Holiday Hospitality: Your Guide to the Season of Giving
With the upcoming holidays in mind, we conducted a survey to determine if Americans change their habits and extend more hospitality to their neighbors, building staff and community during the holiday season. Here’s what we found: Sixty-one percent of renters who live in apartment buildings don’t tip their superintendent, doorman or building staff during the holidays, and more than half don’t do anything special for their community or neighbors.
Where is the holiday hospitality? Why do Americans seem to have such a Grinch-like mentality during the most joyous time of the year? One factor may be the financial stress of holiday shopping. This year the average consumer is expected to spend over $680 on holiday expenses, putting a sizeable dent in the monthly budget. Although your spending money may go mostly toward loved ones, you may be considering holiday tipping as a token of appreciation for your building staff.

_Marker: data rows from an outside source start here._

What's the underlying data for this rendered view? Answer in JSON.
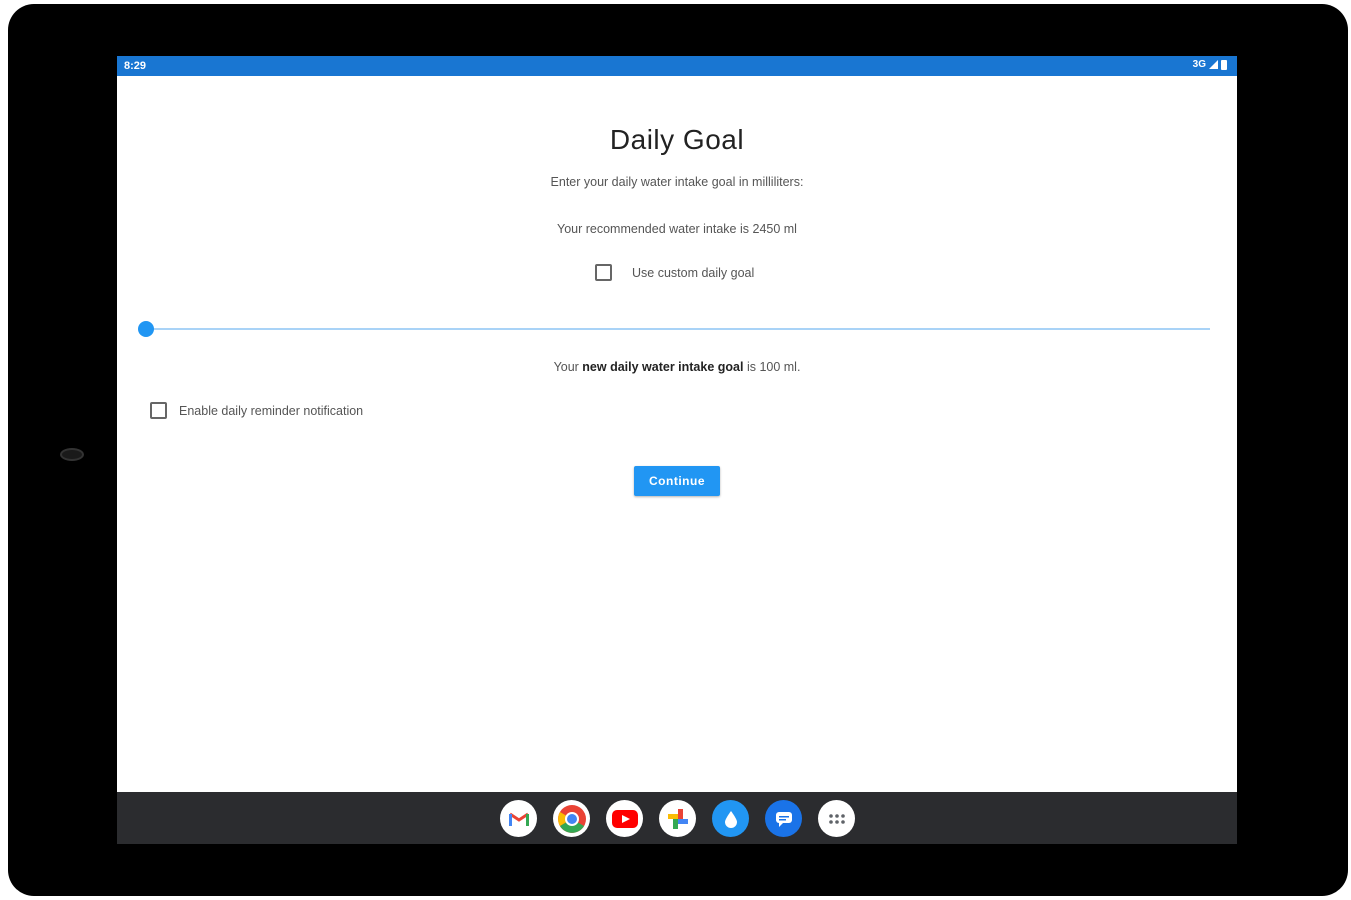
{
  "status_bar": {
    "time": "8:29",
    "network": "3G"
  },
  "page": {
    "title": "Daily Goal",
    "instruction": "Enter your daily water intake goal in milliliters:",
    "recommendation": "Your recommended water intake is 2450 ml",
    "custom_goal_label": "Use custom daily goal",
    "custom_goal_checked": false,
    "slider_value_fraction": 0.0,
    "goal_prefix": "Your ",
    "goal_bold": "new daily water intake goal",
    "goal_suffix": " is 100 ml.",
    "reminder_label": "Enable daily reminder notification",
    "reminder_checked": false,
    "continue_label": "Continue"
  },
  "dock": {
    "apps": [
      "gmail-icon",
      "chrome-icon",
      "youtube-icon",
      "photos-icon",
      "water-app-icon",
      "messages-icon",
      "app-drawer-icon"
    ]
  },
  "colors": {
    "status_bar": "#1976d2",
    "accent": "#2196f3",
    "dock": "#2b2c2f"
  }
}
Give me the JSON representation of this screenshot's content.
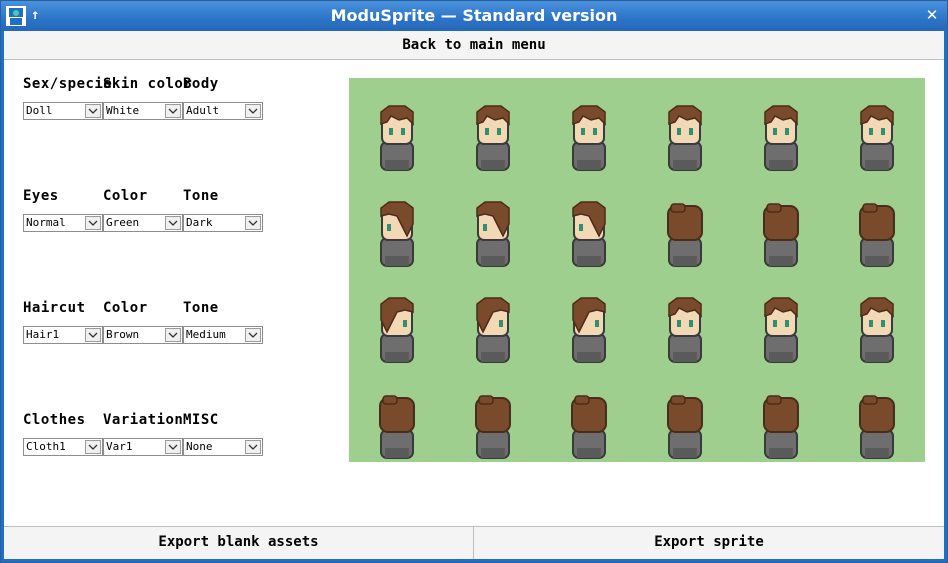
{
  "window": {
    "title": "ModuSprite — Standard version"
  },
  "top_button": "Back to main menu",
  "groups": [
    {
      "labels": [
        "Sex/specie",
        "Skin color",
        "Body"
      ],
      "values": [
        "Doll",
        "White",
        "Adult"
      ]
    },
    {
      "labels": [
        "Eyes",
        "Color",
        "Tone"
      ],
      "values": [
        "Normal",
        "Green",
        "Dark"
      ]
    },
    {
      "labels": [
        "Haircut",
        "Color",
        "Tone"
      ],
      "values": [
        "Hair1",
        "Brown",
        "Medium"
      ]
    },
    {
      "labels": [
        "Clothes",
        "Variation",
        "MISC"
      ],
      "values": [
        "Cloth1",
        "Var1",
        "None"
      ]
    }
  ],
  "bottom_buttons": {
    "left": "Export blank assets",
    "right": "Export sprite"
  },
  "colors": {
    "preview_bg": "#9ecf8e",
    "hair": "#7a4a2c",
    "skin": "#f3d8b6",
    "body": "#6e6e6e",
    "eyes": "#2f8f6f"
  },
  "sprite_rows": [
    [
      "front",
      "front",
      "front",
      "front",
      "front",
      "front"
    ],
    [
      "side-left",
      "side-left",
      "side-left",
      "back",
      "back",
      "back"
    ],
    [
      "side-right",
      "side-right",
      "side-right",
      "front",
      "front",
      "front"
    ],
    [
      "back",
      "back",
      "back",
      "back",
      "back",
      "back"
    ]
  ]
}
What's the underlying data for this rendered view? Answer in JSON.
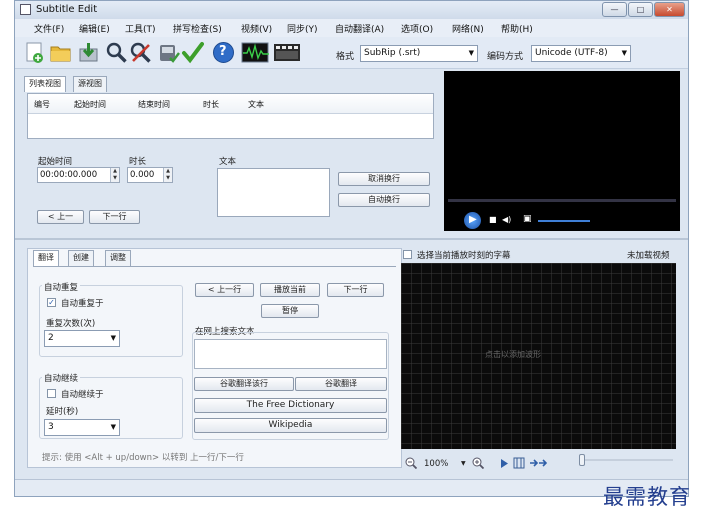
{
  "window": {
    "title": "Subtitle Edit",
    "min": "—",
    "max": "□",
    "close": "✕"
  },
  "menu": [
    "文件(F)",
    "编辑(E)",
    "工具(T)",
    "拼写检查(S)",
    "视频(V)",
    "同步(Y)",
    "自动翻译(A)",
    "选项(O)",
    "网络(N)",
    "帮助(H)"
  ],
  "toolbar": {
    "format_label": "格式",
    "format_value": "SubRip (.srt)",
    "encoding_label": "编码方式",
    "encoding_value": "Unicode (UTF-8)",
    "help_glyph": "?"
  },
  "tabs": {
    "list": "列表视图",
    "source": "源视图"
  },
  "grid": {
    "headers": [
      "编号",
      "起始时间",
      "结束时间",
      "时长",
      "文本"
    ]
  },
  "editor": {
    "start_label": "起始时间",
    "start_value": "00:00:00.000",
    "duration_label": "时长",
    "duration_value": "0.000",
    "text_label": "文本",
    "unbreak": "取消换行",
    "auto_break": "自动换行",
    "prev": "< 上一",
    "next": "下一行"
  },
  "video_controls": {
    "play": "▶",
    "stop": "■",
    "volume": "◀)",
    "fullscreen": "▣"
  },
  "bottom_tabs": [
    "翻译",
    "创建",
    "调整"
  ],
  "repeat": {
    "group": "自动重复",
    "checkbox": "自动重复于",
    "checked": true,
    "count_label": "重复次数(次)",
    "count_value": "2"
  },
  "continue": {
    "group": "自动继续",
    "checkbox": "自动继续于",
    "checked": false,
    "delay_label": "延时(秒)",
    "delay_value": "3"
  },
  "playback": {
    "prev": "< 上一行",
    "play_current": "播放当前",
    "next": "下一行",
    "pause": "暂停"
  },
  "search": {
    "label": "在网上搜索文本",
    "google_translate_line": "谷歌翻译该行",
    "google_translate": "谷歌翻译",
    "free_dictionary": "The Free Dictionary",
    "wikipedia": "Wikipedia"
  },
  "hint": "提示: 使用 <Alt + up/down> 以转到 上一行/下一行",
  "waveform": {
    "select_current": "选择当前播放时刻的字幕",
    "no_video": "未加载视频",
    "click_to_add": "点击以添加波形",
    "zoom": "100%"
  },
  "watermark": "最需教育"
}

If you are planning to tip in cash, here is what we learned about how much people usually tip their building staff. The majority, 71 percent give $25 or less, 21 percent give $26-$50 and 7 percent give more than $50. The amount varies depending on where you live and the type of building and service staff provided. If you want to tip but aren’t sure how much, talk to friends and neighbors in your area to get a better sense of what’s typical and use that as a base to determine what feels right for your situation.

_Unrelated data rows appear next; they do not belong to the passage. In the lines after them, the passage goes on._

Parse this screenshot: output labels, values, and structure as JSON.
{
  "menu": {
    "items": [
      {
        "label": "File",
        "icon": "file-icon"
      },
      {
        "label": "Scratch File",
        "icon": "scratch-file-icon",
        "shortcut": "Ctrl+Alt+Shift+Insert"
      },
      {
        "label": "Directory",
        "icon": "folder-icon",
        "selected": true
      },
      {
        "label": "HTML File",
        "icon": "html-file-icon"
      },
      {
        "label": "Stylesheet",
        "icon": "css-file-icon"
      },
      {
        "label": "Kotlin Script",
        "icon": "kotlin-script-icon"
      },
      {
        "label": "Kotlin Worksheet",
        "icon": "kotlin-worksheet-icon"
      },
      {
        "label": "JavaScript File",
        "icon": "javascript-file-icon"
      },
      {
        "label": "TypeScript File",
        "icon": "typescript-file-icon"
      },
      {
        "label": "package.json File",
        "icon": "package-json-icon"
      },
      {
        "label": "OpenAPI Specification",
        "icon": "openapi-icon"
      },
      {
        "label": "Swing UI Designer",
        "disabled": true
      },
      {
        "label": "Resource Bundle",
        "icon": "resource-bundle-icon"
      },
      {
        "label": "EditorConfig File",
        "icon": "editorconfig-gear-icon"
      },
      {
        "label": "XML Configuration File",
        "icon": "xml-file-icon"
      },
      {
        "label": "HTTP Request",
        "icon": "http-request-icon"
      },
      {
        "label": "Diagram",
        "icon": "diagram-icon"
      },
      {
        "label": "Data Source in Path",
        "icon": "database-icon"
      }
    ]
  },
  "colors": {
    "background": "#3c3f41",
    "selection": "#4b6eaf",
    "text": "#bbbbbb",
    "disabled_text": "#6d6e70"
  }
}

If you can’t afford a cash-tip, don’t fret; it’s perfectly understandable, especially in this economy. Bake up a batch of cookies for the maintenance man or bring your doorman a hot cup of coffee on your next Starbucks run. A small gesture or a little homemade something is all it takes to warm the hearts (and bellies) of those who’ve taken their time to help you all year long. A little generosity, in any form, goes a long way.

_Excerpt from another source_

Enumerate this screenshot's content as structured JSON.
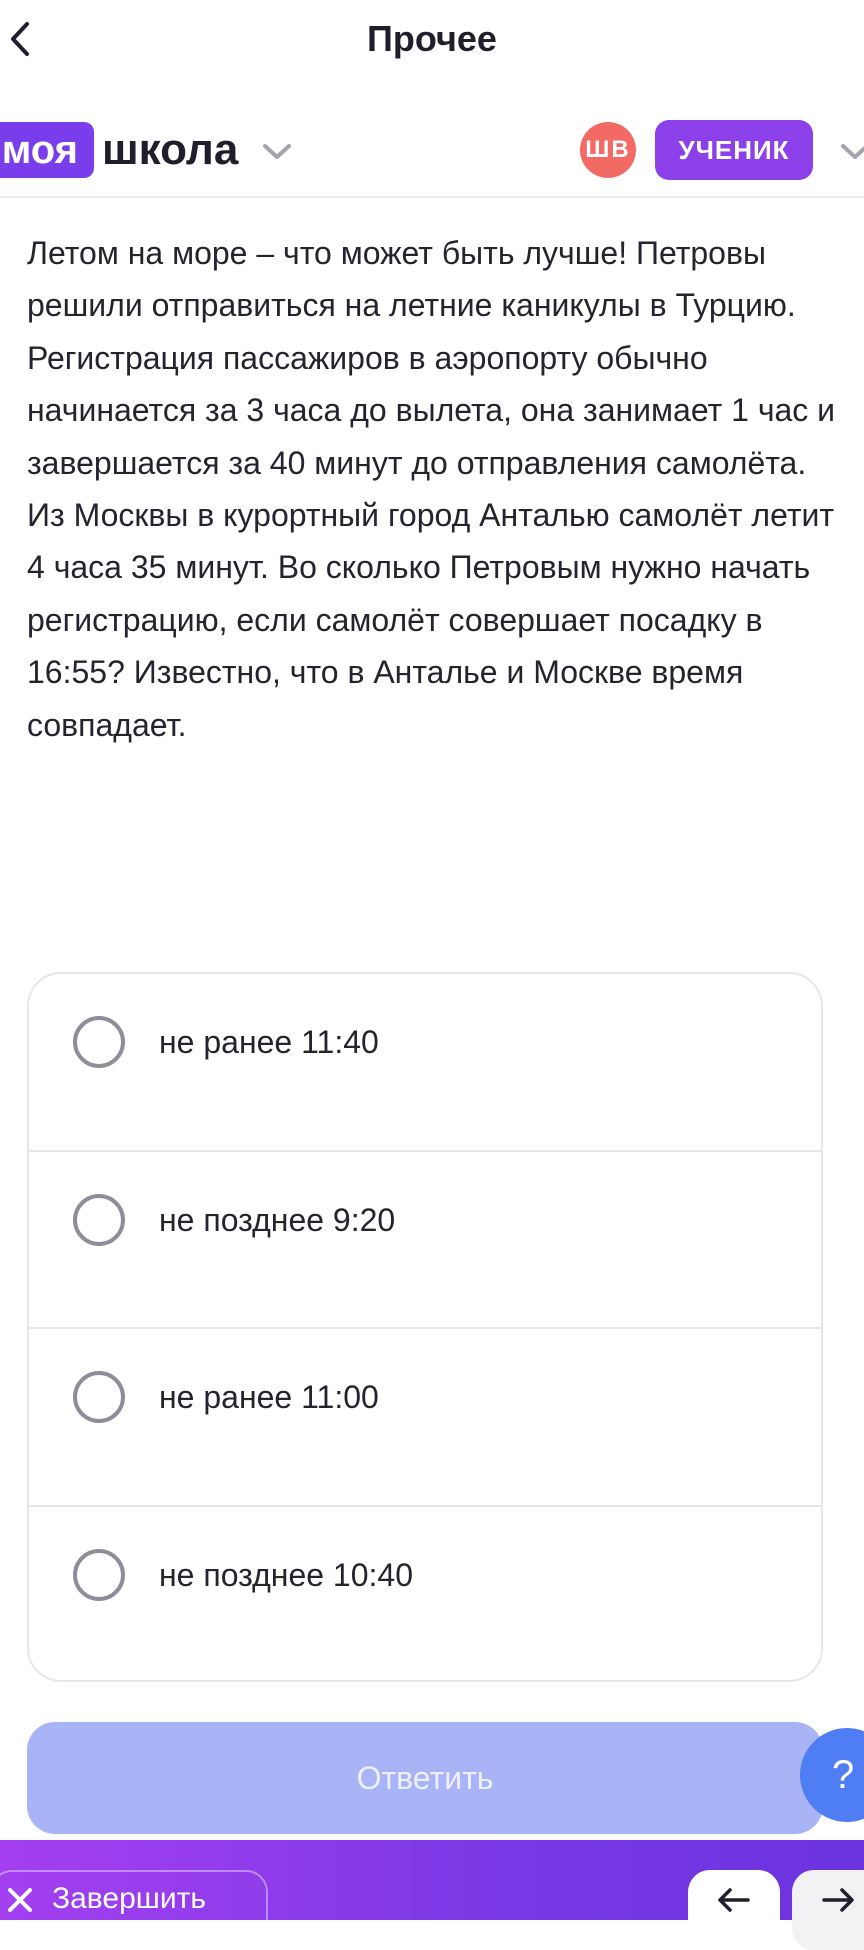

In the season of giving, the majority of Americans (52 percent) seem to be holding back on philanthropy, telling us they don’t do anything special to help their community. We whole-heartedly congratulate the 48 percent who do make an effort to get involved in their communities during the holidays from volunteering at local charities to donating items to needy families and inviting those who are alone over for the big meal. If you’re looking to get involved this season, check out DoSomething.org and find a local soup kitchen that serves homeless families warm holiday meals. If you are crunched for time, find your nearest Toys for Tots drop-off and donate toys for needy children in the community.
Although it’s great to treat those around you with generosity all year round, the holidays are an especially important time to do so. Not only will it help your neighbors and community, but it will make you and your family feel good, too!
Do you and your family participate in any giving programs or traditions during the holidays? Tell us about the fun ways you make a difference in your community.